Business Development Fund Secondary financing, not to exceed 33% of total financing package. Theremust be at least 10% equity participation from business. City will lend $10,000 per job created and/or retained, not to exceed $150,000. Fixed interest rate 4% below prime (but not lower than 4%). The term mirrors that of the primary lender.
County G.A.P. Loans Secondary financing, not to exceed 40% of total financing package. There must be at least 10% equity participation from business. County will lend $10,000 per job created or retained, not to exceed $150,000. Fixed interest rate 3% below prime (not lower than 3%). Term will be one year for each $15,000 loaned (7 years maximum for loans for inventory and working capital).
Illinois Finance Authority Participation Loan IFA will work with prime lender to purchase up to 50% ($1M max) of a loan for purchase of land or buildings, construction or renovation of buildings, and acquisition of machinery and equipment. Interest rate is 2% below the lender's rate, leading to a blended rate (lender may take up to 1% as servicing fee). 10 year maximum term (if lender term is longer, balloon payment required after 10 years). More info: www.ilfa.com/products/ind_part.html
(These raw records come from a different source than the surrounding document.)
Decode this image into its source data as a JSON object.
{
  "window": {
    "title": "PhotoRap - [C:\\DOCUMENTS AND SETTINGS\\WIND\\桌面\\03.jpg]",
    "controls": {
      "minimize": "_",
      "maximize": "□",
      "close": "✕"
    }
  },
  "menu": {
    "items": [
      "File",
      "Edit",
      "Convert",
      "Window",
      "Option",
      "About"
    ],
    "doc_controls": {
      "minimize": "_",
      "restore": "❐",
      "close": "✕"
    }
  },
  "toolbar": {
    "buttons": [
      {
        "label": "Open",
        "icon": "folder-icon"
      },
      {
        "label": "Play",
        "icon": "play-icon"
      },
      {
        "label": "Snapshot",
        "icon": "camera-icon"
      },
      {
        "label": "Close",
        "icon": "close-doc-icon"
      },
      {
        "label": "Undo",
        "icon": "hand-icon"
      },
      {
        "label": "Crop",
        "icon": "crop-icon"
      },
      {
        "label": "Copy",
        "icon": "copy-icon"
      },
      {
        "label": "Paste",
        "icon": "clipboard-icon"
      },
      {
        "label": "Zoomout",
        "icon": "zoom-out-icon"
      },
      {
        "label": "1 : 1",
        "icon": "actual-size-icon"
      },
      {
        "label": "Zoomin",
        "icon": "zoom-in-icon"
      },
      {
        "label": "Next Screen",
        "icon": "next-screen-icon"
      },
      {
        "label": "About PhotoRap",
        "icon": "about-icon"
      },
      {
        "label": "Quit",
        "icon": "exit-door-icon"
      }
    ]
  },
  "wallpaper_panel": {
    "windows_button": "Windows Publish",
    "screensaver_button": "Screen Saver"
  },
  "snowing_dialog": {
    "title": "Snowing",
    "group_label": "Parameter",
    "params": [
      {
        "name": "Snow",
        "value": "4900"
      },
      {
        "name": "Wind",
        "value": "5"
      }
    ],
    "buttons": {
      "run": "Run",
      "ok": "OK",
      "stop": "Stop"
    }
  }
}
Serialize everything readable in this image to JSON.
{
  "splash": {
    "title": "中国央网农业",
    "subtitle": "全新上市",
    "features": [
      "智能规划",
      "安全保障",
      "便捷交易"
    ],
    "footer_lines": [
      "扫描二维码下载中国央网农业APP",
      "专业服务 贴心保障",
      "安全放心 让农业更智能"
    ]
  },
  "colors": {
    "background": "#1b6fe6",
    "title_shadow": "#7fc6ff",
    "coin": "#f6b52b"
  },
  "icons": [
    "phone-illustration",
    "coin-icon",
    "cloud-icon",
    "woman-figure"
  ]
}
Beth Ruyle is an Economic Development Consultant. She can be contacted at Bethruyle@gmail.com or 309 966-1616